Rajinikanth's snazzy wardrobe gets a shoutout in the recently released Petta trailer. "You look so young and stylish", a young woman tells him. "Stylish?" he replies, "naturally". His look was put together by National Award winner Niharika Bhasin Khan, known for her work on Band Baaja Baarat, The Dirty Picture, Bombay Velvet and Shivaay, which is what caught the attention of Petta director Karthik Subbaraj. A furtive narration and presentation later, she landed the gig. Khan spoke about what it's like to style the superstar – right from the secrecy shrouding the production to how much input Rajini gives on his costumes:
"When it's a Rajinikanth film, they're really really secretive. So I had to go down and get a narration of the script because I was like, "I'm not going to work without the script." A lot of the film is set in north India and they wanted one major look change that was time-relative – the film moves back and forth between the 90s and present day. They wanted to see designs related to those two periods. So when we did our presentation, they really liked it. Karthik Subbaraj wasn't very succinct in his brief, but he was clear about what he liked or didn't like while he was looking at it. That worked well for us. He's not an overtly talkative director. A lot of it was just him making me understand what he liked, which was interesting. We have a lot of referential material in India for the 90s, which we went through. I didn't want to do things I had done before. For me, the movie was like a brand new slate.
I wanted the portions set in the here and now to be more sophisticated and stylish so we've used darker colours. He wears lighter colours in the portions set in the 90s. I sourced the clothes from everywhere, all over India to create the look we wanted. I went to Bangkok and got some winterwear because I couldn't find the kind I wanted in India. I got some more from Delhi.

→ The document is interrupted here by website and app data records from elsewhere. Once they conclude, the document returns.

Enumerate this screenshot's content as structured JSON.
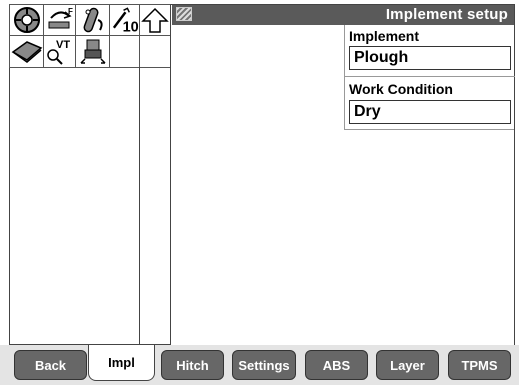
{
  "header": {
    "title": "Implement setup"
  },
  "icons": {
    "row1": [
      "tractor-wheel-icon",
      "pto-rotation-icon",
      "hitch-link-icon",
      "wrench-10-icon",
      "up-arrow-icon"
    ],
    "row2": [
      "book-search-icon",
      "vt-search-icon",
      "tractor-camera-icon"
    ],
    "wrench_badge": "10",
    "vt_badge": "VT"
  },
  "implement": {
    "label": "Implement",
    "value": "Plough"
  },
  "work_condition": {
    "label": "Work Condition",
    "value": "Dry"
  },
  "tabs": [
    {
      "label": "Back",
      "active": false
    },
    {
      "label": "Impl",
      "active": true
    },
    {
      "label": "Hitch",
      "active": false
    },
    {
      "label": "Settings",
      "active": false
    },
    {
      "label": "ABS",
      "active": false
    },
    {
      "label": "Layer",
      "active": false
    },
    {
      "label": "TPMS",
      "active": false
    }
  ]
}
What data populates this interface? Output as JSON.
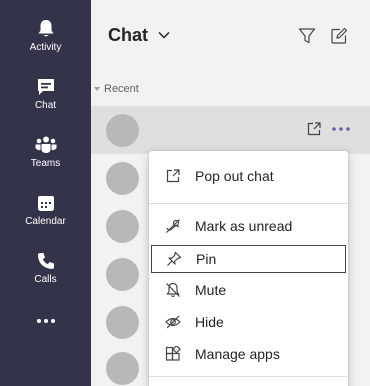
{
  "rail": {
    "items": [
      {
        "label": "Activity",
        "icon": "bell-icon"
      },
      {
        "label": "Chat",
        "icon": "chat-icon"
      },
      {
        "label": "Teams",
        "icon": "teams-icon"
      },
      {
        "label": "Calendar",
        "icon": "calendar-icon"
      },
      {
        "label": "Calls",
        "icon": "phone-icon"
      },
      {
        "label": "",
        "icon": "more-icon"
      }
    ],
    "active": "Chat",
    "background": "#33344a"
  },
  "header": {
    "title": "Chat",
    "filter_icon": "filter-icon",
    "new_chat_icon": "compose-icon"
  },
  "list": {
    "section_label": "Recent",
    "row_count": 6,
    "selected_row_actions": [
      "popout-icon",
      "more-options-icon"
    ]
  },
  "context_menu": {
    "items": [
      {
        "label": "Pop out chat",
        "icon": "popout-icon"
      },
      {
        "label": "Mark as unread",
        "icon": "mark-unread-icon"
      },
      {
        "label": "Pin",
        "icon": "pin-icon"
      },
      {
        "label": "Mute",
        "icon": "mute-icon"
      },
      {
        "label": "Hide",
        "icon": "hide-icon"
      },
      {
        "label": "Manage apps",
        "icon": "apps-icon"
      }
    ],
    "hovered": "Pin"
  },
  "colors": {
    "accent": "#6264a7",
    "selected_row": "#e1dfdd",
    "panel_bg": "#f3f2f1"
  }
}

Anything Rajini does is already massy. I can do anything, it doesn't matter. At best, it just adds to it. I wasn't looking at it from a mass standpoint, I was just looking at creating something different and doing something unusual with him, making it interesting enough for people to want to watch the film. He's incredible. He's the most professional gentleman. His only inputs are about comfort – "If I'm doing this action scene, could I get something more comfortable, something lighter?" He would just come up to me and say, "Superb, Niharika! Superb!" So that was amazing. He was enthusiastic about the clothes."